Going line by line through the data below, how many lines contain the word "description"? Give only the number.

(Beginning of Supplied entries)

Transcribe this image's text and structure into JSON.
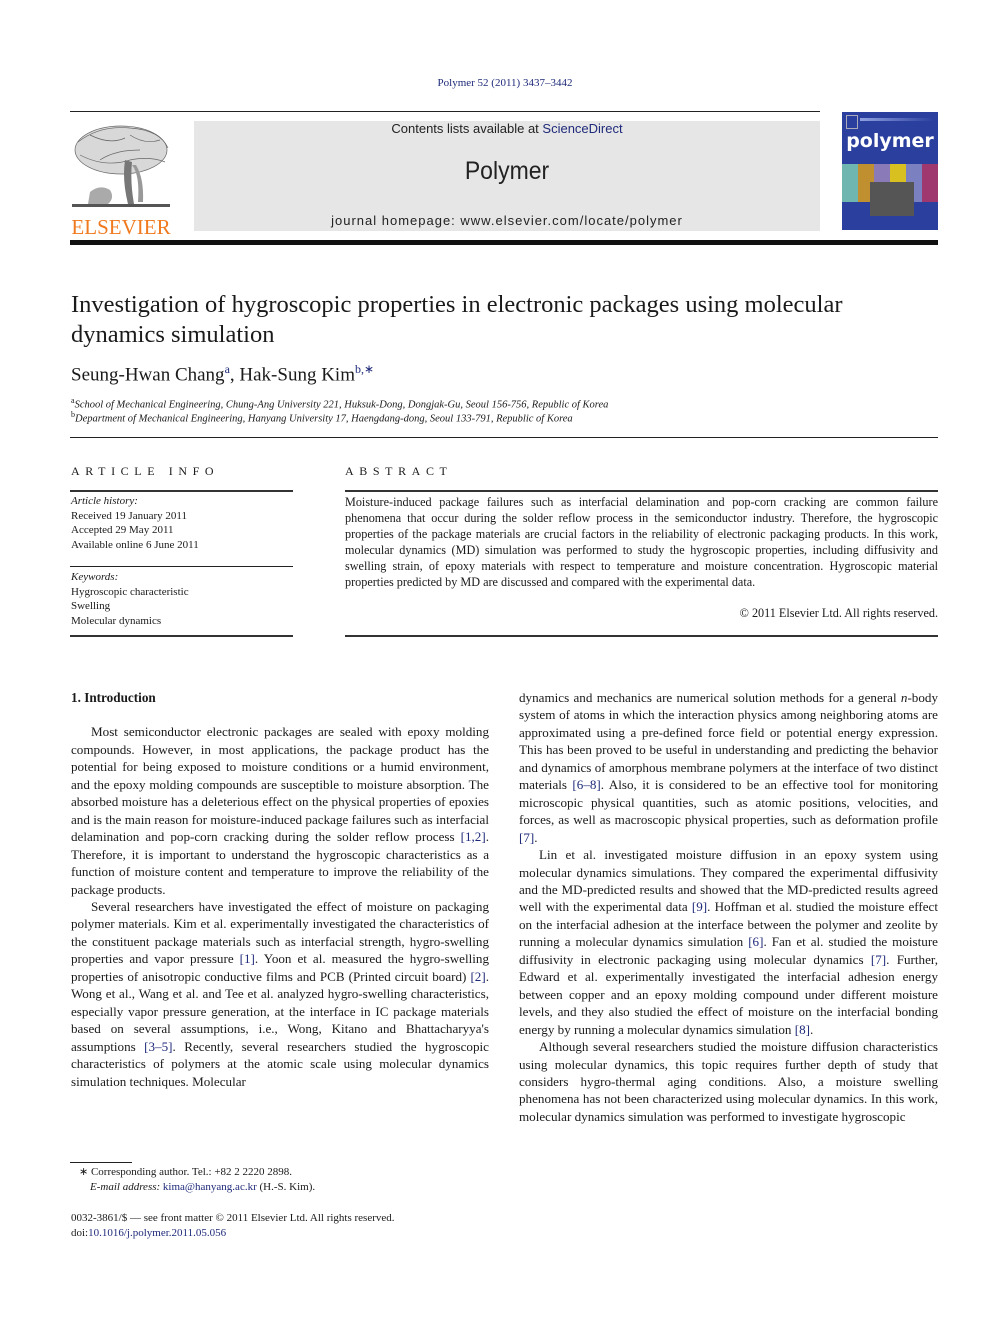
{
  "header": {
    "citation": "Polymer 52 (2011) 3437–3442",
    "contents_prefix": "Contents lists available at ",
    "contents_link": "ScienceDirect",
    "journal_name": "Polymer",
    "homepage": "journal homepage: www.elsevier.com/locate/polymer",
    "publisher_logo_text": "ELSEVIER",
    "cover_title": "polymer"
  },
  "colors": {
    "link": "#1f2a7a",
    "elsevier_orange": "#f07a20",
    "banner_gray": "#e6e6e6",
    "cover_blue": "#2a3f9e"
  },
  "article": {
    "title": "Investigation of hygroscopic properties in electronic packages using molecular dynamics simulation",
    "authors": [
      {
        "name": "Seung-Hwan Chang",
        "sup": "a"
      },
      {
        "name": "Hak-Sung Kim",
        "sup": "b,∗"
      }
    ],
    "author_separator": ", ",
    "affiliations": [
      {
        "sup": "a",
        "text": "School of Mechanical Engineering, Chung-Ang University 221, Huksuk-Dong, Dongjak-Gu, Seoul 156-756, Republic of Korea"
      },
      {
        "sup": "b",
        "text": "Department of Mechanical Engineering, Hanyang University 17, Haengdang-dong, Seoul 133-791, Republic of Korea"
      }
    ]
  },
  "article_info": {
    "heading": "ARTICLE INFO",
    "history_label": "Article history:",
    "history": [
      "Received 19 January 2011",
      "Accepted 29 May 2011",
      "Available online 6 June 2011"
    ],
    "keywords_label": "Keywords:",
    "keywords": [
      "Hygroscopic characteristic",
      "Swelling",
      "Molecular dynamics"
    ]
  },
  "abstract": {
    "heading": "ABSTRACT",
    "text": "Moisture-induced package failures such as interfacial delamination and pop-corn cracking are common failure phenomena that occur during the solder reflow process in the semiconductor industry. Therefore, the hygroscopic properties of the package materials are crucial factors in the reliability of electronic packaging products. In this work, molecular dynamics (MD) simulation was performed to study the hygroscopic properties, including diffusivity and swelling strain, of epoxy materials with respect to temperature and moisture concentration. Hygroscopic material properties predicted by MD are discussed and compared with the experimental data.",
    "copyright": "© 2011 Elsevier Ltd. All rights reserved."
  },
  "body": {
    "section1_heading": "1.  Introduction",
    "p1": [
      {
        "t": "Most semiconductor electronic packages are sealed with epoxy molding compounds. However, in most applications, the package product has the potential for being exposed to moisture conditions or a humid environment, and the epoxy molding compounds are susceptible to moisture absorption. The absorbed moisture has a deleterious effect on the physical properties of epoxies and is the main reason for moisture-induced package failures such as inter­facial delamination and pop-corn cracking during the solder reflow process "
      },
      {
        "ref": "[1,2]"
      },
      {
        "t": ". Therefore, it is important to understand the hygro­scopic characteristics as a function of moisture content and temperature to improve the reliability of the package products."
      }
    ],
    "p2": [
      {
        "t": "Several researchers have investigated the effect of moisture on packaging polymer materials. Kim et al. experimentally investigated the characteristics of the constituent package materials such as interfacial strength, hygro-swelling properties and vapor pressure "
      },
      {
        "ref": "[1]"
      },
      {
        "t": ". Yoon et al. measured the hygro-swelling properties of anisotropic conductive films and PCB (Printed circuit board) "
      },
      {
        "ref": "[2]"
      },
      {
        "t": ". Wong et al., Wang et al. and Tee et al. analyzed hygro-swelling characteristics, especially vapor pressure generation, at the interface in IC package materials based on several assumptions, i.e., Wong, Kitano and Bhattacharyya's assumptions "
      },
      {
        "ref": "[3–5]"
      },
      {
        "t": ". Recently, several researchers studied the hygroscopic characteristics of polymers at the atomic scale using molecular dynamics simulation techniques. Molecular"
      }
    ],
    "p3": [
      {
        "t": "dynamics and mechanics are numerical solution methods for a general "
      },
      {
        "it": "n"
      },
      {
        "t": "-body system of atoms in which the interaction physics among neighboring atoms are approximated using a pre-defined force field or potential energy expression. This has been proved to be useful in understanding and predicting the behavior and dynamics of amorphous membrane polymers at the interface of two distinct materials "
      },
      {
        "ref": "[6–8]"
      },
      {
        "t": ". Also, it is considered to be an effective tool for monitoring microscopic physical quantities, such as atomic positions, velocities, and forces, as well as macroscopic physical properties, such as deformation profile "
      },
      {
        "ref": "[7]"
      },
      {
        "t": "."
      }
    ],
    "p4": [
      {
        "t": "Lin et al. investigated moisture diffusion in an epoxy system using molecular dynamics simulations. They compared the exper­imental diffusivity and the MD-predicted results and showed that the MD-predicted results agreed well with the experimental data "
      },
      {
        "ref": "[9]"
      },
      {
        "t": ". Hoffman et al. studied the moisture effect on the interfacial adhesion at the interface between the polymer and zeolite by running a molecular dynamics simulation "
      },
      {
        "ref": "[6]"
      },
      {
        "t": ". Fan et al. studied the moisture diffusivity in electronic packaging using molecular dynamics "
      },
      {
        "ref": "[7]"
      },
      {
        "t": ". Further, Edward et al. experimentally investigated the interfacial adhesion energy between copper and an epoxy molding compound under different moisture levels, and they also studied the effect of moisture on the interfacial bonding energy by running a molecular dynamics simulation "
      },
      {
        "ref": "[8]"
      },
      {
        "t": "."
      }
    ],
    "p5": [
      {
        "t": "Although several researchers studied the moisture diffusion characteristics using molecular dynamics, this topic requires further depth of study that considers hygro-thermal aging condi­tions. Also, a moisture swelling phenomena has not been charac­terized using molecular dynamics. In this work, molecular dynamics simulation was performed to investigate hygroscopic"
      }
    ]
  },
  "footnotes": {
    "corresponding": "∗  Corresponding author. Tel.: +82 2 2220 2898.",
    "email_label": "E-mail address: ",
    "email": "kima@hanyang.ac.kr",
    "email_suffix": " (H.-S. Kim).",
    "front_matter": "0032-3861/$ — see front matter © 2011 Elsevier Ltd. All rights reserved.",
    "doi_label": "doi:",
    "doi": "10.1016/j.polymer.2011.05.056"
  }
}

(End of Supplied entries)
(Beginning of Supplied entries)

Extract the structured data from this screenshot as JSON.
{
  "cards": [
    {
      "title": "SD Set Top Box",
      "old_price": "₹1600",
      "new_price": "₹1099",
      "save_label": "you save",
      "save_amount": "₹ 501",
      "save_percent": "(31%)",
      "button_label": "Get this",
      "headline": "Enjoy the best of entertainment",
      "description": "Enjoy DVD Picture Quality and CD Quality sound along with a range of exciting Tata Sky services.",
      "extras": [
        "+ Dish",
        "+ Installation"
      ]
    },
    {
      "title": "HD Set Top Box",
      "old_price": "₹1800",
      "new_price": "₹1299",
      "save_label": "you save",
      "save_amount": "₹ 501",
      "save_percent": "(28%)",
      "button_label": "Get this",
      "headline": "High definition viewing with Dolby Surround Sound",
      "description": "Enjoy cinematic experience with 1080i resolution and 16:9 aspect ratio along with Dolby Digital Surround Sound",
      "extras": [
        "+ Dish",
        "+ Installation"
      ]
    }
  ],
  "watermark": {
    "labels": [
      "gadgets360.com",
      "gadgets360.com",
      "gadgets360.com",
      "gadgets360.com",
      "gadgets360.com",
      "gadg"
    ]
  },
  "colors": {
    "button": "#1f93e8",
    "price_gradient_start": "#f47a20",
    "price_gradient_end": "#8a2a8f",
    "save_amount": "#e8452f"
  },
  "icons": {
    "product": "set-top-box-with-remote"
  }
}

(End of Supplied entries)

**Exercise result**
2